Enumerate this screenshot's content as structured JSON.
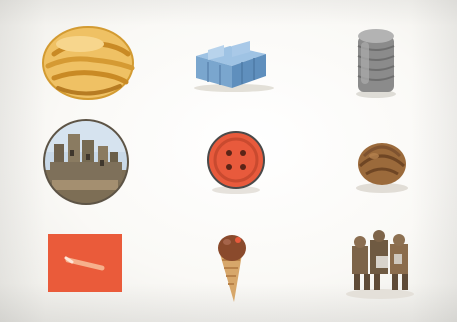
{
  "grid": {
    "rows": 3,
    "columns": 3,
    "items": [
      {
        "icon": "cookie-stack-icon",
        "color": "#e9b54c"
      },
      {
        "icon": "blue-building-icon",
        "color": "#7fa9cf"
      },
      {
        "icon": "metal-can-icon",
        "color": "#8b8b8b"
      },
      {
        "icon": "castle-photo-icon",
        "color": "#8a7a5c"
      },
      {
        "icon": "orange-button-icon",
        "color": "#e85a3c"
      },
      {
        "icon": "walnut-icon",
        "color": "#9a6a3c"
      },
      {
        "icon": "orange-square-icon",
        "color": "#ea5b3a"
      },
      {
        "icon": "ice-cream-cone-icon",
        "color": "#8a4a2c"
      },
      {
        "icon": "toy-figures-icon",
        "color": "#7a6248"
      }
    ]
  }
}
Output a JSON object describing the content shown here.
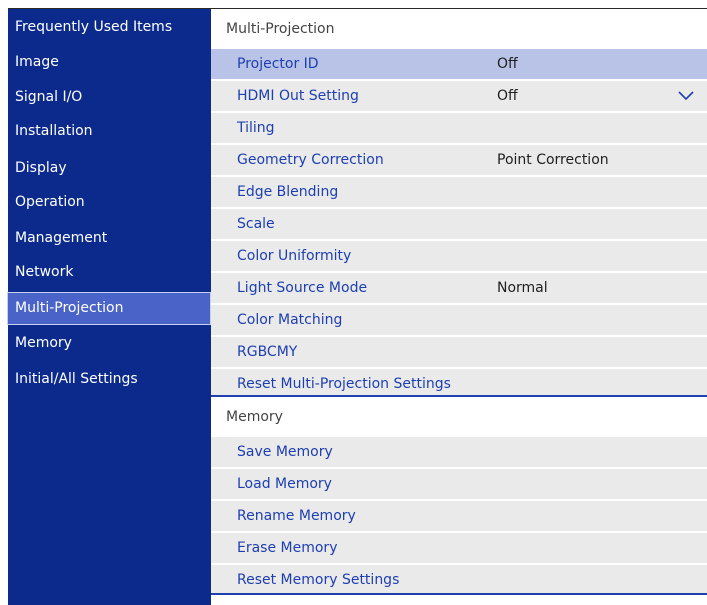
{
  "sidebar": {
    "items": [
      {
        "label": "Frequently Used Items"
      },
      {
        "label": "Image"
      },
      {
        "label": "Signal I/O"
      },
      {
        "label": "Installation"
      },
      {
        "label": "Display"
      },
      {
        "label": "Operation"
      },
      {
        "label": "Management"
      },
      {
        "label": "Network"
      },
      {
        "label": "Multi-Projection",
        "selected": true
      },
      {
        "label": "Memory"
      },
      {
        "label": "Initial/All Settings"
      }
    ]
  },
  "main": {
    "sections": [
      {
        "title": "Multi-Projection",
        "rows": [
          {
            "label": "Projector ID",
            "value": "Off"
          },
          {
            "label": "HDMI Out Setting",
            "value": "Off",
            "icon": "chevron-down-icon"
          },
          {
            "label": "Tiling",
            "value": ""
          },
          {
            "label": "Geometry Correction",
            "value": "Point Correction"
          },
          {
            "label": "Edge Blending",
            "value": ""
          },
          {
            "label": "Scale",
            "value": ""
          },
          {
            "label": "Color Uniformity",
            "value": ""
          },
          {
            "label": "Light Source Mode",
            "value": "Normal"
          },
          {
            "label": "Color Matching",
            "value": ""
          },
          {
            "label": "RGBCMY",
            "value": ""
          },
          {
            "label": "Reset Multi-Projection Settings",
            "value": ""
          }
        ]
      },
      {
        "title": "Memory",
        "rows": [
          {
            "label": "Save Memory"
          },
          {
            "label": "Load Memory"
          },
          {
            "label": "Rename Memory"
          },
          {
            "label": "Erase Memory"
          },
          {
            "label": "Reset Memory Settings"
          }
        ]
      }
    ]
  },
  "colors": {
    "sidebar_bg": "#0b2a8c",
    "sidebar_selected": "#4a63c8",
    "row_bg": "#eaeaea",
    "row_highlight": "#b9c3e7",
    "row_text": "#1d3fb0"
  }
}
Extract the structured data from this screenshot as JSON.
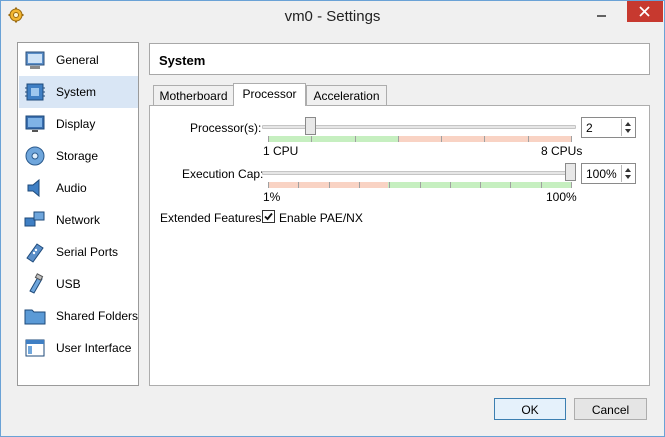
{
  "window": {
    "title": "vm0 - Settings"
  },
  "sidebar": {
    "items": [
      {
        "label": "General",
        "icon": "general-icon"
      },
      {
        "label": "System",
        "icon": "system-icon",
        "selected": true
      },
      {
        "label": "Display",
        "icon": "display-icon"
      },
      {
        "label": "Storage",
        "icon": "storage-icon"
      },
      {
        "label": "Audio",
        "icon": "audio-icon"
      },
      {
        "label": "Network",
        "icon": "network-icon"
      },
      {
        "label": "Serial Ports",
        "icon": "serial-ports-icon"
      },
      {
        "label": "USB",
        "icon": "usb-icon"
      },
      {
        "label": "Shared Folders",
        "icon": "shared-folders-icon"
      },
      {
        "label": "User Interface",
        "icon": "user-interface-icon"
      }
    ]
  },
  "content": {
    "title": "System",
    "tabs": [
      {
        "label": "Motherboard"
      },
      {
        "label": "Processor",
        "active": true
      },
      {
        "label": "Acceleration"
      }
    ]
  },
  "processor": {
    "processors_label": "Processor(s):",
    "processors_value": "2",
    "processors_min_label": "1 CPU",
    "processors_max_label": "8 CPUs",
    "processors_count": 2,
    "processors_min": 1,
    "processors_max": 8,
    "exec_cap_label": "Execution Cap:",
    "exec_cap_value": "100%",
    "exec_cap_min_label": "1%",
    "exec_cap_max_label": "100%",
    "exec_cap_percent": 100,
    "extended_label": "Extended Features:",
    "pae_label": "Enable PAE/NX",
    "pae_checked": true
  },
  "buttons": {
    "ok": "OK",
    "cancel": "Cancel"
  },
  "colors": {
    "good_range": "#c6efc0",
    "warn_range": "#f9d3c4",
    "selection": "#d9e6f5",
    "close_button": "#c7392f"
  }
}
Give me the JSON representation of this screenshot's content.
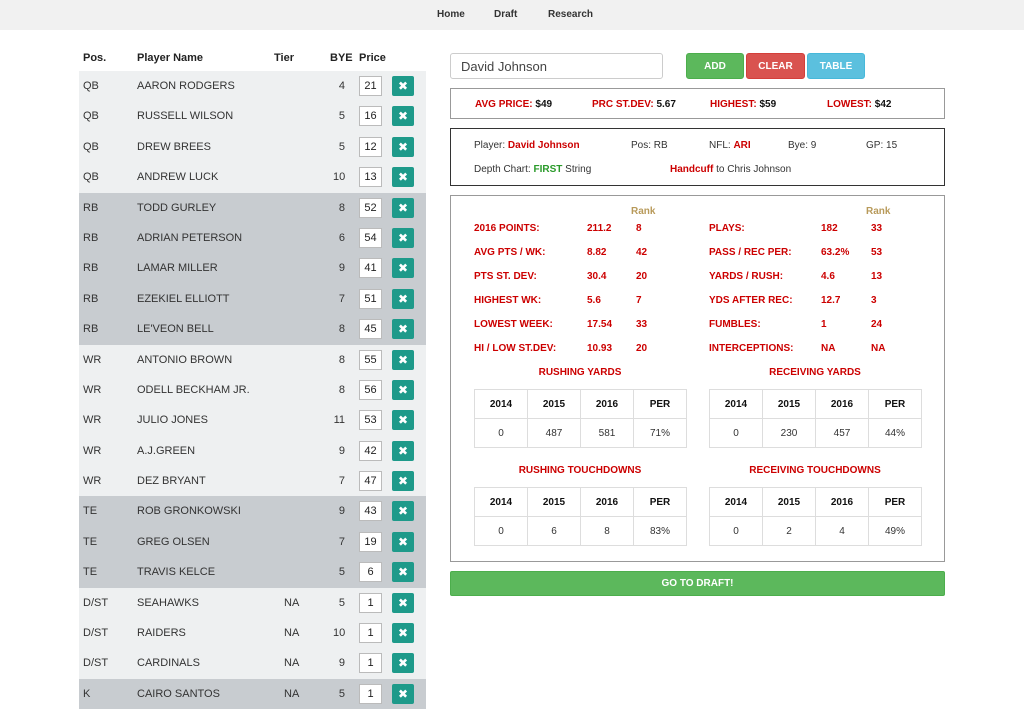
{
  "nav": {
    "home": "Home",
    "draft": "Draft",
    "research": "Research"
  },
  "table": {
    "headers": {
      "pos": "Pos.",
      "name": "Player Name",
      "tier": "Tier",
      "bye": "BYE",
      "price": "Price"
    },
    "delete_icon": "close-x-icon",
    "rows": [
      {
        "pos": "QB",
        "name": "AARON RODGERS",
        "tier": "",
        "bye": "4",
        "price": "21"
      },
      {
        "pos": "QB",
        "name": "RUSSELL WILSON",
        "tier": "",
        "bye": "5",
        "price": "16"
      },
      {
        "pos": "QB",
        "name": "DREW BREES",
        "tier": "",
        "bye": "5",
        "price": "12"
      },
      {
        "pos": "QB",
        "name": "ANDREW LUCK",
        "tier": "",
        "bye": "10",
        "price": "13"
      },
      {
        "pos": "RB",
        "name": "TODD GURLEY",
        "tier": "",
        "bye": "8",
        "price": "52"
      },
      {
        "pos": "RB",
        "name": "ADRIAN PETERSON",
        "tier": "",
        "bye": "6",
        "price": "54"
      },
      {
        "pos": "RB",
        "name": "LAMAR MILLER",
        "tier": "",
        "bye": "9",
        "price": "41"
      },
      {
        "pos": "RB",
        "name": "EZEKIEL ELLIOTT",
        "tier": "",
        "bye": "7",
        "price": "51"
      },
      {
        "pos": "RB",
        "name": "LE'VEON BELL",
        "tier": "",
        "bye": "8",
        "price": "45"
      },
      {
        "pos": "WR",
        "name": "ANTONIO BROWN",
        "tier": "",
        "bye": "8",
        "price": "55"
      },
      {
        "pos": "WR",
        "name": "ODELL BECKHAM JR.",
        "tier": "",
        "bye": "8",
        "price": "56"
      },
      {
        "pos": "WR",
        "name": "JULIO JONES",
        "tier": "",
        "bye": "11",
        "price": "53"
      },
      {
        "pos": "WR",
        "name": "A.J.GREEN",
        "tier": "",
        "bye": "9",
        "price": "42"
      },
      {
        "pos": "WR",
        "name": "DEZ BRYANT",
        "tier": "",
        "bye": "7",
        "price": "47"
      },
      {
        "pos": "TE",
        "name": "ROB GRONKOWSKI",
        "tier": "",
        "bye": "9",
        "price": "43"
      },
      {
        "pos": "TE",
        "name": "GREG OLSEN",
        "tier": "",
        "bye": "7",
        "price": "19"
      },
      {
        "pos": "TE",
        "name": "TRAVIS KELCE",
        "tier": "",
        "bye": "5",
        "price": "6"
      },
      {
        "pos": "D/ST",
        "name": "SEAHAWKS",
        "tier": "NA",
        "bye": "5",
        "price": "1"
      },
      {
        "pos": "D/ST",
        "name": "RAIDERS",
        "tier": "NA",
        "bye": "10",
        "price": "1"
      },
      {
        "pos": "D/ST",
        "name": "CARDINALS",
        "tier": "NA",
        "bye": "9",
        "price": "1"
      },
      {
        "pos": "K",
        "name": "CAIRO SANTOS",
        "tier": "NA",
        "bye": "5",
        "price": "1"
      }
    ]
  },
  "search": {
    "value": "David Johnson"
  },
  "buttons": {
    "add": "ADD",
    "clear": "CLEAR",
    "table": "TABLE",
    "go_to_draft": "GO TO DRAFT!"
  },
  "summary": {
    "avg_price_label": "AVG PRICE:",
    "avg_price": "$49",
    "prc_stdev_label": "PRC ST.DEV:",
    "prc_stdev": "5.67",
    "highest_label": "HIGHEST:",
    "highest": "$59",
    "lowest_label": "LOWEST:",
    "lowest": "$42"
  },
  "player_info": {
    "player_label": "Player:",
    "player": "David Johnson",
    "pos_label": "Pos:",
    "pos": "RB",
    "nfl_label": "NFL:",
    "nfl": "ARI",
    "bye_label": "Bye:",
    "bye": "9",
    "gp_label": "GP:",
    "gp": "15",
    "depth_label": "Depth Chart:",
    "depth": "FIRST",
    "depth_suffix": "String",
    "handcuff_label": "Handcuff",
    "handcuff_suffix": "to Chris Johnson"
  },
  "stats": {
    "rank_header": "Rank",
    "left": [
      {
        "label": "2016 POINTS:",
        "value": "211.2",
        "rank": "8"
      },
      {
        "label": "AVG PTS / WK:",
        "value": "8.82",
        "rank": "42"
      },
      {
        "label": "PTS ST. DEV:",
        "value": "30.4",
        "rank": "20"
      },
      {
        "label": "HIGHEST WK:",
        "value": "5.6",
        "rank": "7"
      },
      {
        "label": "LOWEST WEEK:",
        "value": "17.54",
        "rank": "33"
      },
      {
        "label": "HI / LOW ST.DEV:",
        "value": "10.93",
        "rank": "20"
      }
    ],
    "right": [
      {
        "label": "PLAYS:",
        "value": "182",
        "rank": "33"
      },
      {
        "label": "PASS / REC PER:",
        "value": "63.2%",
        "rank": "53"
      },
      {
        "label": "YARDS / RUSH:",
        "value": "4.6",
        "rank": "13"
      },
      {
        "label": "YDS AFTER REC:",
        "value": "12.7",
        "rank": "3"
      },
      {
        "label": "FUMBLES:",
        "value": "1",
        "rank": "24"
      },
      {
        "label": "INTERCEPTIONS:",
        "value": "NA",
        "rank": "NA"
      }
    ]
  },
  "mini_tables": [
    {
      "title": "RUSHING YARDS",
      "headers": [
        "2014",
        "2015",
        "2016",
        "PER"
      ],
      "values": [
        "0",
        "487",
        "581",
        "71%"
      ]
    },
    {
      "title": "RECEIVING YARDS",
      "headers": [
        "2014",
        "2015",
        "2016",
        "PER"
      ],
      "values": [
        "0",
        "230",
        "457",
        "44%"
      ]
    },
    {
      "title": "RUSHING TOUCHDOWNS",
      "headers": [
        "2014",
        "2015",
        "2016",
        "PER"
      ],
      "values": [
        "0",
        "6",
        "8",
        "83%"
      ]
    },
    {
      "title": "RECEIVING TOUCHDOWNS",
      "headers": [
        "2014",
        "2015",
        "2016",
        "PER"
      ],
      "values": [
        "0",
        "2",
        "4",
        "49%"
      ]
    }
  ]
}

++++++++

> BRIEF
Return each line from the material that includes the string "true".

> SOLVED PROBLEM
        "selected": true
        "selected": true
        "active": true
    "pae_checked": true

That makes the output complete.